┌──
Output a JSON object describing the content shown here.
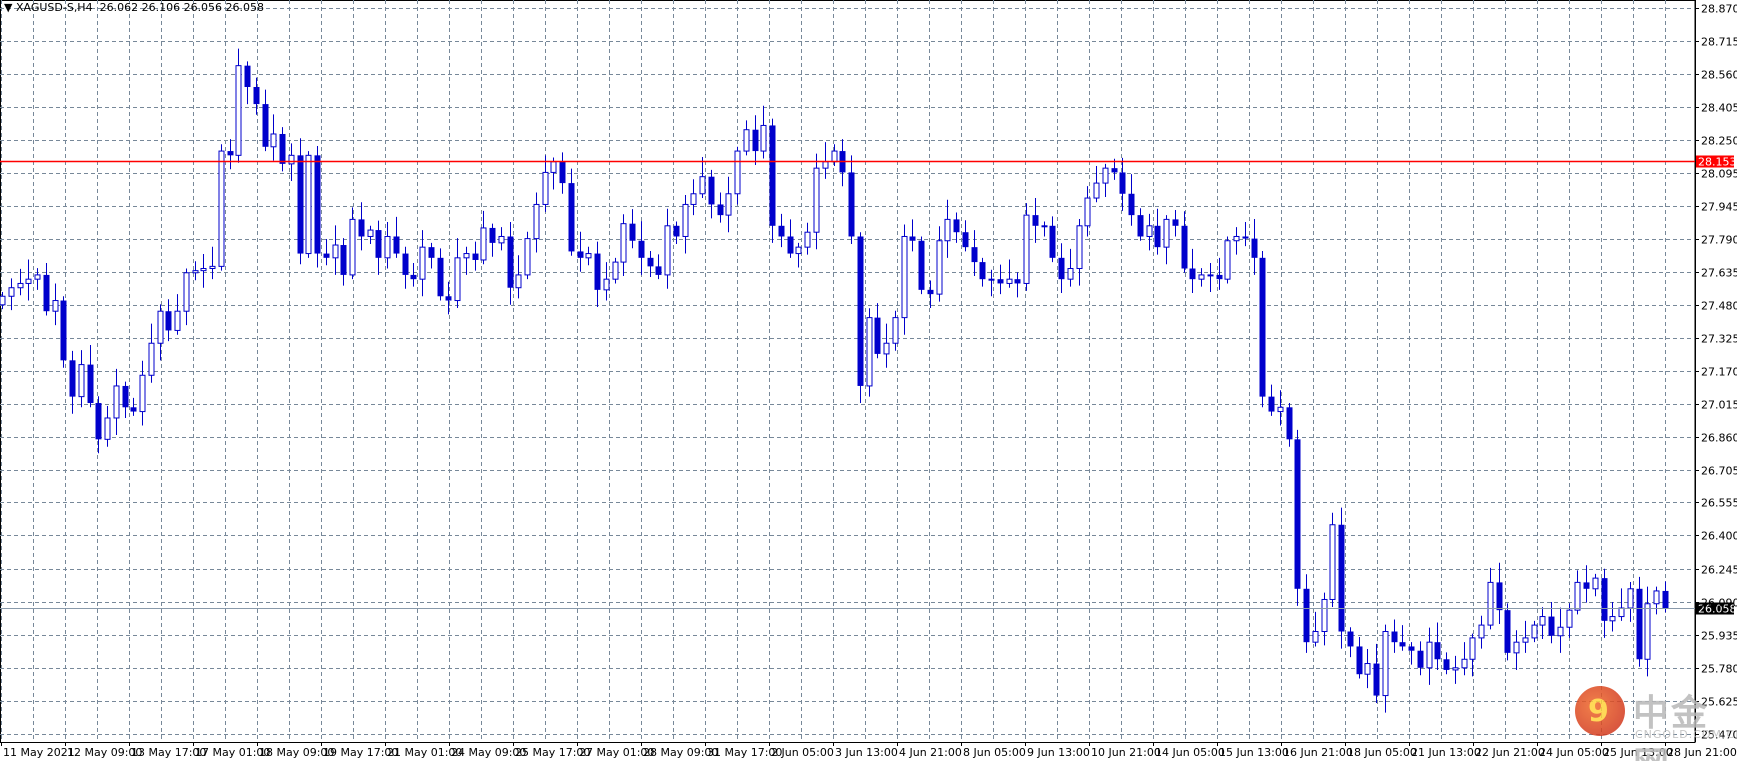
{
  "header": {
    "dropdown_icon": "triangle-down-icon",
    "symbol": "XAGUSD-S,H4",
    "ohlc_readout": "26.062 26.106 26.056 26.058"
  },
  "watermark": {
    "brand": "中金网",
    "domain": "CNGOLD.COM.CN",
    "tagline": "中文财经黄金媒体"
  },
  "colors": {
    "candle": "#0000CC",
    "grid": "#778899",
    "level_line": "#FF0000",
    "price_line": "#8899AA",
    "background": "#FFFFFF"
  },
  "chart_data": {
    "type": "candlestick",
    "symbol": "XAGUSD-S",
    "timeframe": "H4",
    "grid": true,
    "ylim": [
      25.47,
      28.87
    ],
    "y_ticks": [
      "28.870",
      "28.715",
      "28.560",
      "28.405",
      "28.250",
      "28.095",
      "27.945",
      "27.790",
      "27.635",
      "27.480",
      "27.325",
      "27.170",
      "27.015",
      "26.860",
      "26.705",
      "26.555",
      "26.400",
      "26.245",
      "26.090",
      "25.935",
      "25.780",
      "25.625",
      "25.470"
    ],
    "x_ticks": [
      "11 May 2021",
      "12 May 09:00",
      "13 May 17:00",
      "17 May 01:00",
      "18 May 09:00",
      "19 May 17:00",
      "21 May 01:00",
      "24 May 09:00",
      "25 May 17:00",
      "27 May 01:00",
      "28 May 09:00",
      "31 May 17:00",
      "2 Jun 05:00",
      "3 Jun 13:00",
      "4 Jun 21:00",
      "8 Jun 05:00",
      "9 Jun 13:00",
      "10 Jun 21:00",
      "14 Jun 05:00",
      "15 Jun 13:00",
      "16 Jun 21:00",
      "18 Jun 05:00",
      "21 Jun 13:00",
      "22 Jun 21:00",
      "24 Jun 05:00",
      "25 Jun 13:00",
      "28 Jun 21:00"
    ],
    "horizontal_level": {
      "value": 28.153,
      "label": "28.153"
    },
    "current_price": {
      "value": 26.058,
      "label": "26.058"
    },
    "first_open": 27.48,
    "closes": [
      27.52,
      27.56,
      27.58,
      27.6,
      27.62,
      27.45,
      27.5,
      27.22,
      27.05,
      27.2,
      27.02,
      26.85,
      26.95,
      27.1,
      27.0,
      26.98,
      27.15,
      27.3,
      27.45,
      27.36,
      27.45,
      27.63,
      27.64,
      27.65,
      27.66,
      28.2,
      28.18,
      28.6,
      28.5,
      28.42,
      28.22,
      28.28,
      28.14,
      28.18,
      27.72,
      28.18,
      27.72,
      27.7,
      27.76,
      27.62,
      27.88,
      27.8,
      27.83,
      27.7,
      27.8,
      27.72,
      27.62,
      27.6,
      27.75,
      27.7,
      27.52,
      27.5,
      27.7,
      27.72,
      27.69,
      27.84,
      27.77,
      27.8,
      27.56,
      27.62,
      27.79,
      27.95,
      28.1,
      28.15,
      28.05,
      27.73,
      27.7,
      27.72,
      27.55,
      27.6,
      27.68,
      27.86,
      27.78,
      27.7,
      27.66,
      27.62,
      27.85,
      27.8,
      27.95,
      28.0,
      28.08,
      27.95,
      27.9,
      28.0,
      28.2,
      28.3,
      28.2,
      28.32,
      27.85,
      27.8,
      27.72,
      27.75,
      27.82,
      28.12,
      28.15,
      28.2,
      28.1,
      27.8,
      27.1,
      27.42,
      27.25,
      27.3,
      27.42,
      27.8,
      27.78,
      27.55,
      27.53,
      27.78,
      27.88,
      27.82,
      27.75,
      27.68,
      27.6,
      27.6,
      27.58,
      27.6,
      27.58,
      27.9,
      27.85,
      27.85,
      27.7,
      27.6,
      27.65,
      27.85,
      27.98,
      28.05,
      28.12,
      28.1,
      28.0,
      27.9,
      27.8,
      27.85,
      27.75,
      27.88,
      27.85,
      27.65,
      27.6,
      27.62,
      27.62,
      27.6,
      27.78,
      27.8,
      27.79,
      27.7,
      27.05,
      26.98,
      27.0,
      26.85,
      26.15,
      25.9,
      25.95,
      26.1,
      26.45,
      25.95,
      25.88,
      25.75,
      25.8,
      25.65,
      25.95,
      25.9,
      25.88,
      25.86,
      25.78,
      25.9,
      25.82,
      25.77,
      25.78,
      25.82,
      25.92,
      25.98,
      26.18,
      26.05,
      25.85,
      25.9,
      25.92,
      25.98,
      26.02,
      25.93,
      25.97,
      26.05,
      26.18,
      26.15,
      26.2,
      26.0,
      26.02,
      26.06,
      26.15,
      25.82,
      26.08,
      26.14,
      26.06
    ]
  }
}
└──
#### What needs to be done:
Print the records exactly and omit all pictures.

#### Task result:
Output a JSON object describing the content shown here.
{
  "header": {
    "dropdown_icon": "triangle-down-icon",
    "symbol": "XAGUSD-S,H4",
    "ohlc_readout": "26.062 26.106 26.056 26.058"
  },
  "watermark": {
    "brand": "中金网",
    "domain": "CNGOLD.COM.CN",
    "tagline": "中文财经黄金媒体"
  },
  "colors": {
    "candle": "#0000CC",
    "grid": "#778899",
    "level_line": "#FF0000",
    "price_line": "#8899AA",
    "background": "#FFFFFF"
  },
  "chart_data": {
    "type": "candlestick",
    "symbol": "XAGUSD-S",
    "timeframe": "H4",
    "grid": true,
    "ylim": [
      25.47,
      28.87
    ],
    "y_ticks": [
      "28.870",
      "28.715",
      "28.560",
      "28.405",
      "28.250",
      "28.095",
      "27.945",
      "27.790",
      "27.635",
      "27.480",
      "27.325",
      "27.170",
      "27.015",
      "26.860",
      "26.705",
      "26.555",
      "26.400",
      "26.245",
      "26.090",
      "25.935",
      "25.780",
      "25.625",
      "25.470"
    ],
    "x_ticks": [
      "11 May 2021",
      "12 May 09:00",
      "13 May 17:00",
      "17 May 01:00",
      "18 May 09:00",
      "19 May 17:00",
      "21 May 01:00",
      "24 May 09:00",
      "25 May 17:00",
      "27 May 01:00",
      "28 May 09:00",
      "31 May 17:00",
      "2 Jun 05:00",
      "3 Jun 13:00",
      "4 Jun 21:00",
      "8 Jun 05:00",
      "9 Jun 13:00",
      "10 Jun 21:00",
      "14 Jun 05:00",
      "15 Jun 13:00",
      "16 Jun 21:00",
      "18 Jun 05:00",
      "21 Jun 13:00",
      "22 Jun 21:00",
      "24 Jun 05:00",
      "25 Jun 13:00",
      "28 Jun 21:00"
    ],
    "horizontal_level": {
      "value": 28.153,
      "label": "28.153"
    },
    "current_price": {
      "value": 26.058,
      "label": "26.058"
    },
    "first_open": 27.48,
    "closes": [
      27.52,
      27.56,
      27.58,
      27.6,
      27.62,
      27.45,
      27.5,
      27.22,
      27.05,
      27.2,
      27.02,
      26.85,
      26.95,
      27.1,
      27.0,
      26.98,
      27.15,
      27.3,
      27.45,
      27.36,
      27.45,
      27.63,
      27.64,
      27.65,
      27.66,
      28.2,
      28.18,
      28.6,
      28.5,
      28.42,
      28.22,
      28.28,
      28.14,
      28.18,
      27.72,
      28.18,
      27.72,
      27.7,
      27.76,
      27.62,
      27.88,
      27.8,
      27.83,
      27.7,
      27.8,
      27.72,
      27.62,
      27.6,
      27.75,
      27.7,
      27.52,
      27.5,
      27.7,
      27.72,
      27.69,
      27.84,
      27.77,
      27.8,
      27.56,
      27.62,
      27.79,
      27.95,
      28.1,
      28.15,
      28.05,
      27.73,
      27.7,
      27.72,
      27.55,
      27.6,
      27.68,
      27.86,
      27.78,
      27.7,
      27.66,
      27.62,
      27.85,
      27.8,
      27.95,
      28.0,
      28.08,
      27.95,
      27.9,
      28.0,
      28.2,
      28.3,
      28.2,
      28.32,
      27.85,
      27.8,
      27.72,
      27.75,
      27.82,
      28.12,
      28.15,
      28.2,
      28.1,
      27.8,
      27.1,
      27.42,
      27.25,
      27.3,
      27.42,
      27.8,
      27.78,
      27.55,
      27.53,
      27.78,
      27.88,
      27.82,
      27.75,
      27.68,
      27.6,
      27.6,
      27.58,
      27.6,
      27.58,
      27.9,
      27.85,
      27.85,
      27.7,
      27.6,
      27.65,
      27.85,
      27.98,
      28.05,
      28.12,
      28.1,
      28.0,
      27.9,
      27.8,
      27.85,
      27.75,
      27.88,
      27.85,
      27.65,
      27.6,
      27.62,
      27.62,
      27.6,
      27.78,
      27.8,
      27.79,
      27.7,
      27.05,
      26.98,
      27.0,
      26.85,
      26.15,
      25.9,
      25.95,
      26.1,
      26.45,
      25.95,
      25.88,
      25.75,
      25.8,
      25.65,
      25.95,
      25.9,
      25.88,
      25.86,
      25.78,
      25.9,
      25.82,
      25.77,
      25.78,
      25.82,
      25.92,
      25.98,
      26.18,
      26.05,
      25.85,
      25.9,
      25.92,
      25.98,
      26.02,
      25.93,
      25.97,
      26.05,
      26.18,
      26.15,
      26.2,
      26.0,
      26.02,
      26.06,
      26.15,
      25.82,
      26.08,
      26.14,
      26.06
    ]
  }
}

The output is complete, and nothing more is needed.